Feminist Theory, Philosophy of Science, Environmental Philosophy
Thursday, January 13, 2011
All men are created equal
Another thought on language and gender.
Sentences such as "all men are created equal" are ambiguous. Does the word "men" refer to men, or does it refer to men and women? Usage today is mixed, with most people saying "people" when they want to refer to men and women, and some people using "men" to refer to all members of humanity.
But when this phrase was written in the Declaration of Independence in 1776, to announce the value of democratic government and speak against the divine right of kings, it did refer to men specifically, and in particular to white, property-holding men. For this reason, Elizabeth Cady Stanton referred to but modified the phrase in her 1848 Declaration of Sentiments to say that "We hold these truths to be self-evident, that all men and women are created equal."
Some students in my feminist theory class say they see no harm in referring to humanity as men. One argument given in favor of this practice is that everyone already knows that 'men' in this context means 'everyone.'
However, the question of whether 'men' really means 'men and women' (or even 'white men and black men') becomes politically relevant in the context of originary interpretations of the Constitution. Originalists believe that the Constitution grants only those rights which were actually intended by the people who wrote it or who approved its later amendments.
At times, Supreme Court Justice Antonin Scalia appears to be a strict originalist. For instance in an interview he recently denied that the 14th amendment can be used to protect the rights of women (in spite of decades of Supreme Court precedent). While saying that it could be used to deny them those rights.
From what I can tell in this interview, he does not deny that women can be given civil rights. But any rights that women have (other than the right to vote), would have their origin in legislation. Unlike men's rights, they are not constitutional rights.

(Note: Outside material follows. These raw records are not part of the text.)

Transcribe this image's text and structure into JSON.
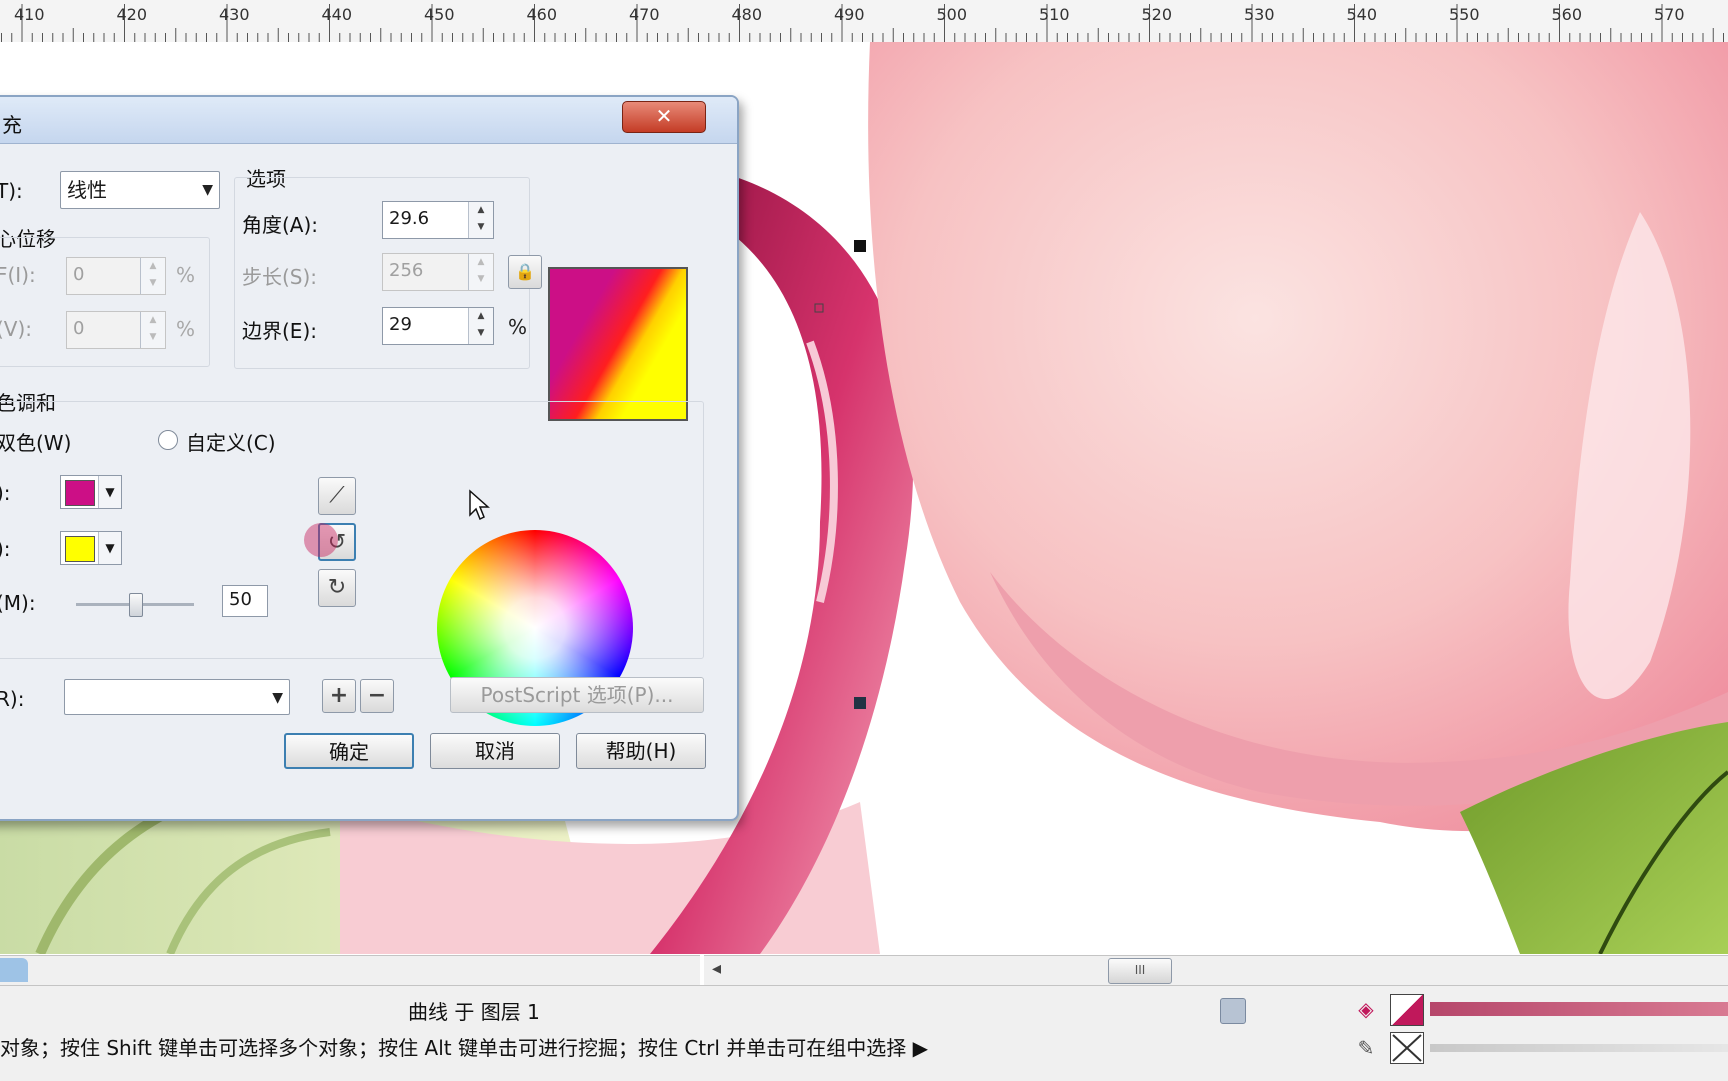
{
  "ruler": {
    "labels": [
      "410",
      "420",
      "430",
      "440",
      "450",
      "460",
      "470",
      "480",
      "490",
      "500",
      "510",
      "520",
      "530",
      "540",
      "550",
      "560",
      "570"
    ]
  },
  "dialog": {
    "title": "充",
    "close_label": "✕",
    "type_label": "T):",
    "type_value": "线性",
    "offset_group_label": "心位移",
    "h_label": "F(I):",
    "h_value": "0",
    "v_label": "(V):",
    "v_value": "0",
    "pct": "%",
    "options_group_label": "选项",
    "angle_label": "角度(A):",
    "angle_value": "29.6",
    "steps_label": "步长(S):",
    "steps_value": "256",
    "edge_label": "边界(E):",
    "edge_value": "29",
    "blend_group_label": "色调和",
    "two_color_label": "双色(W)",
    "custom_label": "自定义(C)",
    "from_label": "):",
    "from_color": "#cc0f86",
    "to_label": "):",
    "to_color": "#ffff00",
    "mid_label": "(M):",
    "mid_value": "50",
    "mid_fraction": 0.5,
    "preset_label": "R):",
    "preset_value": "",
    "postscript_label": "PostScript 选项(P)...",
    "ok_label": "确定",
    "cancel_label": "取消",
    "help_label": "帮助(H)"
  },
  "hscroll": {
    "thumb_glyph": "III",
    "left_arrow": "◂"
  },
  "status": {
    "layer_text": "曲线 于 图层 1",
    "hint_text": "对象；按住 Shift 键单击可选择多个对象；按住 Alt 键单击可进行挖掘；按住 Ctrl 并单击可在组中选择 ▶"
  },
  "colors": {
    "petal_pink": "#f4a9b4",
    "petal_dark": "#c0185b",
    "leaf_green": "#8dbb3c",
    "fill_swatch": "#c0185b"
  }
}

Here's part of what Justice Scalia has said:
Certainly the Constitution does not require discrimination on the basis of sex. The only issue is whether it prohibits it. It doesn't.